AIM OF THE TASK: Your job is to reproduce all of the data exactly.

--- DATA SHOWN ---

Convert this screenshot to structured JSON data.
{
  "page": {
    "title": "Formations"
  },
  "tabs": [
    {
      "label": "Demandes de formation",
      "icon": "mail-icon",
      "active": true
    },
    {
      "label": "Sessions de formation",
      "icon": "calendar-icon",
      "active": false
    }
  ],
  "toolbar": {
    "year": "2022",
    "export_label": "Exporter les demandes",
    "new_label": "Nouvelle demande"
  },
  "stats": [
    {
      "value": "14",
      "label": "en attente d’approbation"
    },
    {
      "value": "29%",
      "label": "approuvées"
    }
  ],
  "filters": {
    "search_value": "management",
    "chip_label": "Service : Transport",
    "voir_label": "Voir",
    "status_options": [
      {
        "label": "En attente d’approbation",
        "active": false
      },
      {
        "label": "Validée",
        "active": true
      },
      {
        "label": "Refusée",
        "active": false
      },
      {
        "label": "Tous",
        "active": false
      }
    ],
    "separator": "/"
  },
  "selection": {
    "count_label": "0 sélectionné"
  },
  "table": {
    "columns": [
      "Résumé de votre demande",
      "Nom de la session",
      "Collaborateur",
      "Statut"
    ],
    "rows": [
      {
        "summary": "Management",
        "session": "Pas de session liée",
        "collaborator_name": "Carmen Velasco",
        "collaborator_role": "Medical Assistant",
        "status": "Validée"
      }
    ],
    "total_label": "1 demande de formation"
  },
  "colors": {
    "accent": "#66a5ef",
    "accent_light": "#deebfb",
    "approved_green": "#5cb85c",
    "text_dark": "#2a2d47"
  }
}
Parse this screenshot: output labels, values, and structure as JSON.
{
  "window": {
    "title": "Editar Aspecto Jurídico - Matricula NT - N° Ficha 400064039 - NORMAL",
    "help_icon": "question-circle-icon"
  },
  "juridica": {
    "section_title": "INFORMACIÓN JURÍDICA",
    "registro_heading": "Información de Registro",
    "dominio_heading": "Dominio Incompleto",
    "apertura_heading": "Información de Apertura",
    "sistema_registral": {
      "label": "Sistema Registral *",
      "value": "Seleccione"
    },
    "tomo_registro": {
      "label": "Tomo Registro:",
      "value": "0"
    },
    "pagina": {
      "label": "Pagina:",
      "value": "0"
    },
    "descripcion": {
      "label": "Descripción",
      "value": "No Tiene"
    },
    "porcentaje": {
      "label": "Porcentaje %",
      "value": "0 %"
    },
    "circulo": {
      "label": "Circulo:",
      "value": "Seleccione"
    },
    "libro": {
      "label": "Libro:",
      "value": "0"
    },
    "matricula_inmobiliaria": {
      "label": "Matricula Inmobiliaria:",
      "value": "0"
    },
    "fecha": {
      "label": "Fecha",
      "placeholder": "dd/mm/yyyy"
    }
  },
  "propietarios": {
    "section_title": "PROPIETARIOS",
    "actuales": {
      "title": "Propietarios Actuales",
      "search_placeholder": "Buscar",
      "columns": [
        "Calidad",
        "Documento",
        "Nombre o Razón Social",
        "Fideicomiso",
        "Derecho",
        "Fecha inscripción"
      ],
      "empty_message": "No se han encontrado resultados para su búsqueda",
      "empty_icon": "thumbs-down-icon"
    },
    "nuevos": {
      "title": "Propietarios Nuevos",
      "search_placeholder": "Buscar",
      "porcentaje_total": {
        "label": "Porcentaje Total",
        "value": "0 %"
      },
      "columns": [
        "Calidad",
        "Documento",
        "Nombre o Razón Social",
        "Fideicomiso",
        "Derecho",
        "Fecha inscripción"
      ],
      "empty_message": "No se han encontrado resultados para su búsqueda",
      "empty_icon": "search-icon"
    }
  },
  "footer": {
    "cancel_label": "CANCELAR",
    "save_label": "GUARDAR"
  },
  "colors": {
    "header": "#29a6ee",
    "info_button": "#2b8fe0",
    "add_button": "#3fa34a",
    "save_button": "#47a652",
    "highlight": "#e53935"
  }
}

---

SOLUTION FOR THIS PROBLEM:
Convert this screenshot to structured JSON data.
{
  "page": {
    "title": "Formations"
  },
  "tabs": [
    {
      "label": "Demandes de formation",
      "icon": "mail-icon",
      "active": true
    },
    {
      "label": "Sessions de formation",
      "icon": "calendar-icon",
      "active": false
    }
  ],
  "toolbar": {
    "year": "2022",
    "export_label": "Exporter les demandes",
    "new_label": "Nouvelle demande"
  },
  "stats": [
    {
      "value": "14",
      "label": "en attente d’approbation"
    },
    {
      "value": "29%",
      "label": "approuvées"
    }
  ],
  "filters": {
    "search_value": "management",
    "chip_label": "Service : Transport",
    "voir_label": "Voir",
    "status_options": [
      {
        "label": "En attente d’approbation",
        "active": false
      },
      {
        "label": "Validée",
        "active": true
      },
      {
        "label": "Refusée",
        "active": false
      },
      {
        "label": "Tous",
        "active": false
      }
    ],
    "separator": "/"
  },
  "selection": {
    "count_label": "0 sélectionné"
  },
  "table": {
    "columns": [
      "Résumé de votre demande",
      "Nom de la session",
      "Collaborateur",
      "Statut"
    ],
    "rows": [
      {
        "summary": "Management",
        "session": "Pas de session liée",
        "collaborator_name": "Carmen Velasco",
        "collaborator_role": "Medical Assistant",
        "status": "Validée"
      }
    ],
    "total_label": "1 demande de formation"
  },
  "colors": {
    "accent": "#66a5ef",
    "accent_light": "#deebfb",
    "approved_green": "#5cb85c",
    "text_dark": "#2a2d47"
  }
}
Parse this screenshot: output labels, values, and structure as JSON.
{
  "window": {
    "title": "Editar Aspecto Jurídico - Matricula NT - N° Ficha 400064039 - NORMAL",
    "help_icon": "question-circle-icon"
  },
  "juridica": {
    "section_title": "INFORMACIÓN JURÍDICA",
    "registro_heading": "Información de Registro",
    "dominio_heading": "Dominio Incompleto",
    "apertura_heading": "Información de Apertura",
    "sistema_registral": {
      "label": "Sistema Registral *",
      "value": "Seleccione"
    },
    "tomo_registro": {
      "label": "Tomo Registro:",
      "value": "0"
    },
    "pagina": {
      "label": "Pagina:",
      "value": "0"
    },
    "descripcion": {
      "label": "Descripción",
      "value": "No Tiene"
    },
    "porcentaje": {
      "label": "Porcentaje %",
      "value": "0 %"
    },
    "circulo": {
      "label": "Circulo:",
      "value": "Seleccione"
    },
    "libro": {
      "label": "Libro:",
      "value": "0"
    },
    "matricula_inmobiliaria": {
      "label": "Matricula Inmobiliaria:",
      "value": "0"
    },
    "fecha": {
      "label": "Fecha",
      "placeholder": "dd/mm/yyyy"
    }
  },
  "propietarios": {
    "section_title": "PROPIETARIOS",
    "actuales": {
      "title": "Propietarios Actuales",
      "search_placeholder": "Buscar",
      "columns": [
        "Calidad",
        "Documento",
        "Nombre o Razón Social",
        "Fideicomiso",
        "Derecho",
        "Fecha inscripción"
      ],
      "empty_message": "No se han encontrado resultados para su búsqueda",
      "empty_icon": "thumbs-down-icon"
    },
    "nuevos": {
      "title": "Propietarios Nuevos",
      "search_placeholder": "Buscar",
      "porcentaje_total": {
        "label": "Porcentaje Total",
        "value": "0 %"
      },
      "columns": [
        "Calidad",
        "Documento",
        "Nombre o Razón Social",
        "Fideicomiso",
        "Derecho",
        "Fecha inscripción"
      ],
      "empty_message": "No se han encontrado resultados para su búsqueda",
      "empty_icon": "search-icon"
    }
  },
  "footer": {
    "cancel_label": "CANCELAR",
    "save_label": "GUARDAR"
  },
  "colors": {
    "header": "#29a6ee",
    "info_button": "#2b8fe0",
    "add_button": "#3fa34a",
    "save_button": "#47a652",
    "highlight": "#e53935"
  }
}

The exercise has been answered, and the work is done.